EBay currently trades at 12.2 times its forward price-to-earnings (P/E) ratio and 2.67 times sales (P/S). PayPal, which was spun-off by eBay in July 2015, trades at a forward P/E of 28.7 and a P/S of 6.86, both more than double the current eBay valuation.
Yet, if I had to buy one, it would be PayPal stock. Here’s why.
eBay Stock Continues to Sputter
The good news when eBay reported its third-quarter results Oct. 23 was that its non-GAAP earnings were better than analyst expectations at 67 cents, three cents higher than the consensus. On the top line, analysts were expecting $2.64 billion in revenue.

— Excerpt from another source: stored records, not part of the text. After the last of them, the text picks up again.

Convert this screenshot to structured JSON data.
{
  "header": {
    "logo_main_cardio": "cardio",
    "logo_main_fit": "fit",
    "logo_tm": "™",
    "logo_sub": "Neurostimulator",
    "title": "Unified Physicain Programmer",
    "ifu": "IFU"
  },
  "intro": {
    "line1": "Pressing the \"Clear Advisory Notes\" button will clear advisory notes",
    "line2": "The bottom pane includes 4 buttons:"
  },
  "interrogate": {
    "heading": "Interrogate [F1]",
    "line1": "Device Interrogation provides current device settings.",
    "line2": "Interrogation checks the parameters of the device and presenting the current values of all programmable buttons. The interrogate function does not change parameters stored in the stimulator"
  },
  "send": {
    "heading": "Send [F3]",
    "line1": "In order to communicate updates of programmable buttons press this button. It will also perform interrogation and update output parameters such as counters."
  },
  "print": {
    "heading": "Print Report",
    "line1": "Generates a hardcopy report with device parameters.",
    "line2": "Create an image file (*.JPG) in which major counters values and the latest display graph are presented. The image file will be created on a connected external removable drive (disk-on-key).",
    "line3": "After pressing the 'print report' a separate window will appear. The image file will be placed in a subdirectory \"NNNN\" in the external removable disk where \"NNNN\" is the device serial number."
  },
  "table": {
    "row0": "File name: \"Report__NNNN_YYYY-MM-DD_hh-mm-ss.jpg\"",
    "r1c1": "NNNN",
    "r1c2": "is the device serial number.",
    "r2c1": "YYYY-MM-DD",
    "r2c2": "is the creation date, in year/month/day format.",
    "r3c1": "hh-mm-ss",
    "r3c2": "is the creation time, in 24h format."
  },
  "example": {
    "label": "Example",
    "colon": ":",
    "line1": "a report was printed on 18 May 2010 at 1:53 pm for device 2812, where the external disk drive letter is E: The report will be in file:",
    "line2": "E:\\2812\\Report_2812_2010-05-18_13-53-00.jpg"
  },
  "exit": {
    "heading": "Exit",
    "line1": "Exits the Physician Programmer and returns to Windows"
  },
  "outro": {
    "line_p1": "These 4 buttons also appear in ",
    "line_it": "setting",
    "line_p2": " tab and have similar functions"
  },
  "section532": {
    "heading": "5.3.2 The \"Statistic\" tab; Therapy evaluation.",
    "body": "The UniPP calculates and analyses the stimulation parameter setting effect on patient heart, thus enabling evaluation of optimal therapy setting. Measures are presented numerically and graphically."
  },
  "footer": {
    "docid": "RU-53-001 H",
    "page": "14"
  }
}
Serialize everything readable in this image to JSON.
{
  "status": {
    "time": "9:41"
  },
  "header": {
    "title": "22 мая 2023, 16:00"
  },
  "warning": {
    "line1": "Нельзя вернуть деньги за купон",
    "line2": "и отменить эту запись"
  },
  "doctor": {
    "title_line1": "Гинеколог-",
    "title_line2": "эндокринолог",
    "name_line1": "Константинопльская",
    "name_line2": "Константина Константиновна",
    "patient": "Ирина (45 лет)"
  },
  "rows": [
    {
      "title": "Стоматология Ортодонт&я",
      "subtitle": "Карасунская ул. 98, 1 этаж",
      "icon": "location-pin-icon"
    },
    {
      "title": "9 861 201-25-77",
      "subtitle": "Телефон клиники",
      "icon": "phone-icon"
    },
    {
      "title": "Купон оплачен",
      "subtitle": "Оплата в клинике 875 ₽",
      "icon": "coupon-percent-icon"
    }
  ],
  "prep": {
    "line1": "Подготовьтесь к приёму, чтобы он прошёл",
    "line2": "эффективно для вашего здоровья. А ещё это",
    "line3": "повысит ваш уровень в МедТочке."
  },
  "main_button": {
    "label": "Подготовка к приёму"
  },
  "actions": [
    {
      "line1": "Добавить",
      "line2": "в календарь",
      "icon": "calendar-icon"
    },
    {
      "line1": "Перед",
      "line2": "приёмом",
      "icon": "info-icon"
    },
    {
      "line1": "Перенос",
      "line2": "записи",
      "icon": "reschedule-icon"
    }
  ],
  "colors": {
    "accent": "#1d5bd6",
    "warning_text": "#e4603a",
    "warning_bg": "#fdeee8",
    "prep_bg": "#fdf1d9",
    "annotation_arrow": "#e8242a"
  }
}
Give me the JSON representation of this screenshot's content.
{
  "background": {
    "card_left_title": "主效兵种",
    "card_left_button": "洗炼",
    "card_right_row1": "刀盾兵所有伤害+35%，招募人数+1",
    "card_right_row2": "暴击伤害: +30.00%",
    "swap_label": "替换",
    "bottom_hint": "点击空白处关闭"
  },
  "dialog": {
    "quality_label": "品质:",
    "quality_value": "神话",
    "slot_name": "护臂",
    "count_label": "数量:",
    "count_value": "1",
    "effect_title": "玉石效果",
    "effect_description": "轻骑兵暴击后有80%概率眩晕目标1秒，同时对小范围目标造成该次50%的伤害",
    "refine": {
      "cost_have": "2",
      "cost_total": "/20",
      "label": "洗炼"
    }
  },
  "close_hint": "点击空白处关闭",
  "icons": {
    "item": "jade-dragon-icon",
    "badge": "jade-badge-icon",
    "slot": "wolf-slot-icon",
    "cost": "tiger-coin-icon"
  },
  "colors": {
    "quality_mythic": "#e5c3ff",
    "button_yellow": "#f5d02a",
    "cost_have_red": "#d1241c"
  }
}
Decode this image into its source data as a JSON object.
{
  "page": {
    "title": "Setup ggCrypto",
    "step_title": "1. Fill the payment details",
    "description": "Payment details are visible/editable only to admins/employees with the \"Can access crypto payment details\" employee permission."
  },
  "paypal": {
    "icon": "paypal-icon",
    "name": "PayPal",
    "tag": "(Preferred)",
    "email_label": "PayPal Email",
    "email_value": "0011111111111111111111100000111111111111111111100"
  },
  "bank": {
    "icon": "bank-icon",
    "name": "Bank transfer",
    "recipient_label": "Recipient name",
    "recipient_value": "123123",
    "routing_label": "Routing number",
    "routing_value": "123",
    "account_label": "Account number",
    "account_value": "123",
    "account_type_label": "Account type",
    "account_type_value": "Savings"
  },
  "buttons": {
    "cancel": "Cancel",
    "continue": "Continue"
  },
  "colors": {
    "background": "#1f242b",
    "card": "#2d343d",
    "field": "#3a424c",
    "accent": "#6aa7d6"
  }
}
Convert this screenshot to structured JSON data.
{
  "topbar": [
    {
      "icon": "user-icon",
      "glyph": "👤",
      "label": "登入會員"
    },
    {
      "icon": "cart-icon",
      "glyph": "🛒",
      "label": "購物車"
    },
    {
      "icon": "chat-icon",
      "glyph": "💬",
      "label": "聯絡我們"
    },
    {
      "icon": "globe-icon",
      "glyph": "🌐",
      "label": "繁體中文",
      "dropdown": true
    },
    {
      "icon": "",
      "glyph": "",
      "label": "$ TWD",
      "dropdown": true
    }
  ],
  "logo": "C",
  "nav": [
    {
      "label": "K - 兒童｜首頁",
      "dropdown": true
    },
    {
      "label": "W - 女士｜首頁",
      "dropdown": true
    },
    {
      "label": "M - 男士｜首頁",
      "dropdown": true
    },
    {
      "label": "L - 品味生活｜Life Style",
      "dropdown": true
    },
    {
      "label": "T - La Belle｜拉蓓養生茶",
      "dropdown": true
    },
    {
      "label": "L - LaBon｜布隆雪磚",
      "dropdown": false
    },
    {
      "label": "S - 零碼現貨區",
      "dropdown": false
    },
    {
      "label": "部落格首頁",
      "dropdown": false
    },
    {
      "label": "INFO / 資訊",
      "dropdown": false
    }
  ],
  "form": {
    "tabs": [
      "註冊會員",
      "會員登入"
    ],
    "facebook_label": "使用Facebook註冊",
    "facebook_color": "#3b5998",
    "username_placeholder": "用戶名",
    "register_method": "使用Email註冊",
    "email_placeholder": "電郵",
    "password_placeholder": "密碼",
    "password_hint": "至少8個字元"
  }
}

EBay delivered sales in the quarter that were $10 million higher than the consensus.
On a year-over-year basis, revenue was flat to last year, while its EPS was up 19% from 56 cents in Q3 2018. However, if you exclude the 30% share count reduction over the past five years, and consider net income on a non-GAAP basis rather than EPS, eBay’s net income rose by just 1.6%, a far more modest growth rate.
That’s a four-year compound annual growth rate of 1.6%.
No wonder activist investors have been calling on the company to sell its non-core businesses such as StubHub and Classifieds. Former CEO Devin Wenig disagreed with the plan, which is why he abruptly resigned in September.
Past Divestitures Have Not Worked
Despite eBay stock being up more than PayPal so far in 2019, it hasn’t been nearly as pretty since Carl Icahn forced the company to spin off the payments processor in 2015. PYPL stock has tripled since July 2015, while the EBAY stock price hasn’t even kept up to the S&P 500.
As the Motley Fool’s Danny Vena recently pointed out, eBay also made the mistake of selling its 18% stake in MercadoLibre (NASDAQ:MELI) in October 2016, leaving as much as $2.5 billion on the table based on MELI’s current share price.
Earlier this year, I recommended that if investors could afford to buy both MercadoLibre and PayPal, they should.
In five years, eBay has given up two big revenue growers, leaving very little to prime the growth pump except for the sale of StubHub and Classifieds. The sale of these two businesses will do nothing except lead to more share repurchases, which will continue to hide the fact that eBay’s core operations aren’t growing on either the top or the bottom line.
PayPal Stock Price Remains a Better Buy
While eBay’s sales and earnings continue to sputter, PayPal continues to grow. Over the next three years, PayPal’s revenues and operating income are expected to grow on an annualized basis by 18.7% and 18.4%, respectively. Meanwhile, Morningstar suggests eBay’s revenue and operating income will increase by 7.7% and 0.4%, respectively, over the same period.
From my perspective, I don’t think there’s any question PYPL is a better stock to hold over the next five years. Devin Wenig was smart to get out.
Do not buy eBay stock simply because it’s cheap. It’s cheap for a reason.
At the time of this writing Will Ashworth did not hold a position in any of the aforementioned securities.